One major constraint in nuclear power development in the developing countries is the huge capital costs and smaller grids. It is known that no major money lending institution is keen to finance new nuclear power programmes for some inexplicable reasons. The IAEA has been calling on these institutions to judge nuclear power on its merits and not to categorically rule out financial help.
The small and medium sized reactors of 220 MWe or 540 MWe, individually or in clusters, would be ideally suited for the new aspirants especially those with smaller grids. Indian reactors are also cost competitive and are based on proven technologies. India thus should advocate its achievements in the nuclear arena and approach the new nuclear energy aspiring States to offer its services. If necessary, India should not hesitate to consider offering soft loans to kick start their nuclear programmes.
Besides a near-perfect operation of its nuclear plants over several years (322 reactor years of safe operation), India is self sufficient with regard to heavy water, zirconium alloy components and other related materials and supplies for PHWRs, besides fuel production, uranium exploration, etc. Supplying fuel to these reactors need not be an issue as several multilateral fuel supply mechanisms are being designed globally. On the non-power applications of nuclear energy like health care, agriculture and water-desalination and purification, India has made several strides.
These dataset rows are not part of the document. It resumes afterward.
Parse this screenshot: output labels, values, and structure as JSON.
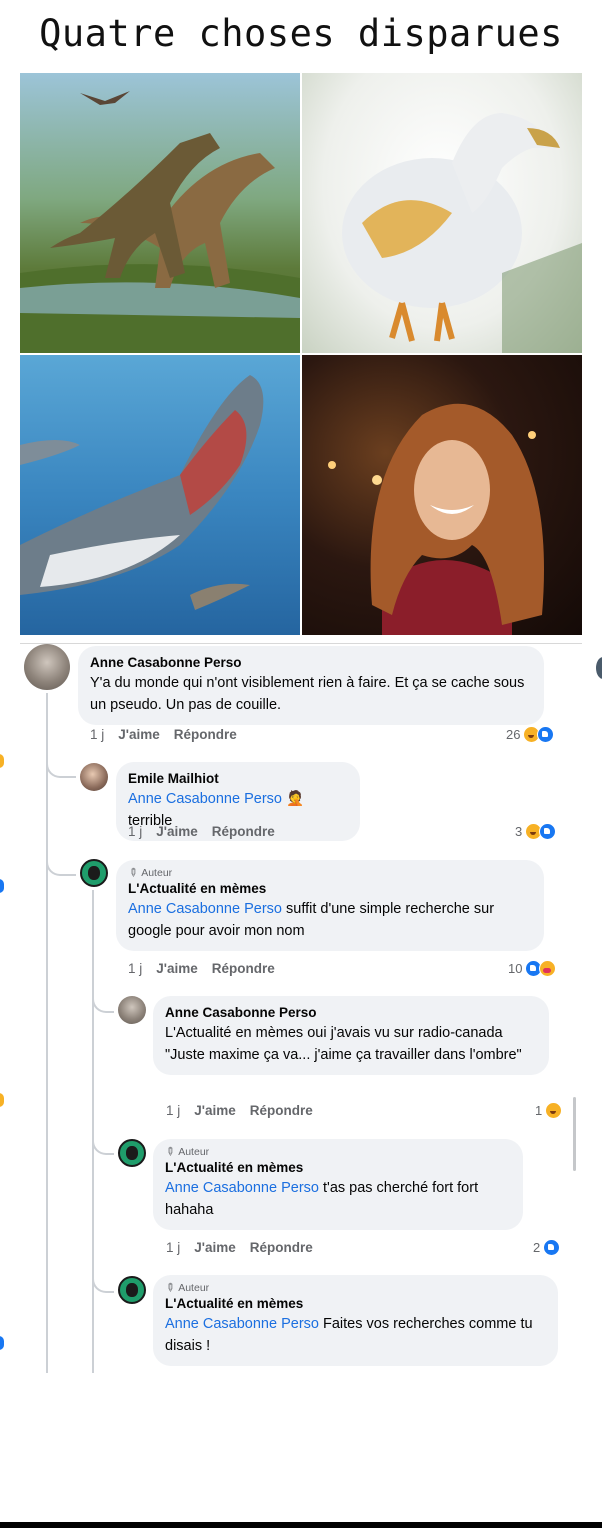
{
  "meme": {
    "title": "Quatre choses disparues"
  },
  "panels": [
    {
      "name": "dinosaurs-image"
    },
    {
      "name": "dodo-image"
    },
    {
      "name": "megalodon-image"
    },
    {
      "name": "woman-portrait-image"
    }
  ],
  "colors": {
    "mention": "#1b6fe0",
    "bubble": "#f0f2f5",
    "meta": "#65676b"
  },
  "comments": [
    {
      "author": "Anne Casabonne Perso",
      "mention": "",
      "text": "Y'a du monde qui n'ont visiblement rien à faire. Et ça se cache sous un pseudo.  Un pas de couille.",
      "time": "1 j",
      "like": "J'aime",
      "reply": "Répondre",
      "reactions": "26"
    },
    {
      "author": "Emile Mailhiot",
      "mention": "Anne Casabonne Perso",
      "emoji": "🤦",
      "text": "terrible",
      "time": "1 j",
      "like": "J'aime",
      "reply": "Répondre",
      "reactions": "3"
    },
    {
      "badge": "Auteur",
      "author": "L'Actualité en mèmes",
      "mention": "Anne Casabonne Perso",
      "text": "suffit d'une simple recherche sur google pour avoir mon nom",
      "time": "1 j",
      "like": "J'aime",
      "reply": "Répondre",
      "reactions": "10"
    },
    {
      "author": "Anne Casabonne Perso",
      "mention": "",
      "text": "L'Actualité en mèmes oui j'avais vu sur radio-canada \"Juste maxime ça va... j'aime ça travailler dans l'ombre\"",
      "time": "1 j",
      "like": "J'aime",
      "reply": "Répondre",
      "reactions": "1"
    },
    {
      "badge": "Auteur",
      "author": "L'Actualité en mèmes",
      "mention": "Anne Casabonne Perso",
      "text": "t'as pas cherché fort fort hahaha",
      "time": "1 j",
      "like": "J'aime",
      "reply": "Répondre",
      "reactions": "2"
    },
    {
      "badge": "Auteur",
      "author": "L'Actualité en mèmes",
      "mention": "Anne Casabonne Perso",
      "text": "Faites vos recherches comme tu disais !"
    }
  ]
}
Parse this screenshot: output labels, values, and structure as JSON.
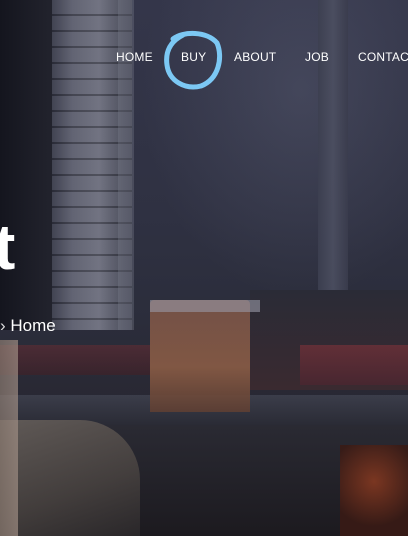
{
  "nav": {
    "items": [
      {
        "label": "HOME"
      },
      {
        "label": "BUY"
      },
      {
        "label": "ABOUT"
      },
      {
        "label": "JOB"
      },
      {
        "label": "CONTACT"
      }
    ],
    "highlight_color": "#7cc8f4"
  },
  "hero": {
    "title": "t",
    "breadcrumb": {
      "separator": "›",
      "home": "Home"
    }
  }
}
The donation of an indigenously developed Bhabhatron teletherapy unit to Vietnam in April 2010 under the IAEA’s Programme on Action for Cancer Therapy (PACT) is an illustration on this account. Another two units are in the pipeline for donation to two countries including Sri Lanka.
Besides, India is also progressing in other nuclear sectors like medicine, agriculture, industry, etc. Development of hybrid Nuclear Desalination Demonstration Plant (NDDP) at Kalpakkam (capacity 6.3 million liters per day), notification of two new mutant lentil varieties for commercial cultivation in 2010, taking the total number of mutant crop varieties developed by BARC using nuclear techniques to 39; installation of Indian Real Time Online Decision Support (IRODOS) system at Narora Atomic Power Station, fully functional synchrotron radiation source at CAT, Indore; commissioning of India’s first industrial scale production facilities for enriched boron at Talcher and at Manuguru; are some recent developments. The Tata Memorial Centre at Mumbai which has a leading position in cancer treatment and research conducts several training programmes in collaboration with the IAEA – RCA for various countries in the Asia Pacific region. A national cancer grid is being set up by connecting several hospitals with the Tata Memorial Centre. In addition, about 30 webcasts on continuing medical education are relayed every year.
Like in the space arena, India has the capability to offer its expertise in the nuclear power and non-nuclear applications as well. There is no reason why India cannot become one of the leading nuclear exporting countries in the coming decades.
1. Statement by S Banerji at the 54th General Conference, Vienna, 22 September 2010; available at www.dae.gov.in/
Originally published by Institute for Defence Studies and Analyses (www.idsa.in) at http://www.idsa.in/idsacomments/TimeforIndiatoExportNuclearPowerReactorsandPeacefulNuclearTechnologies_120111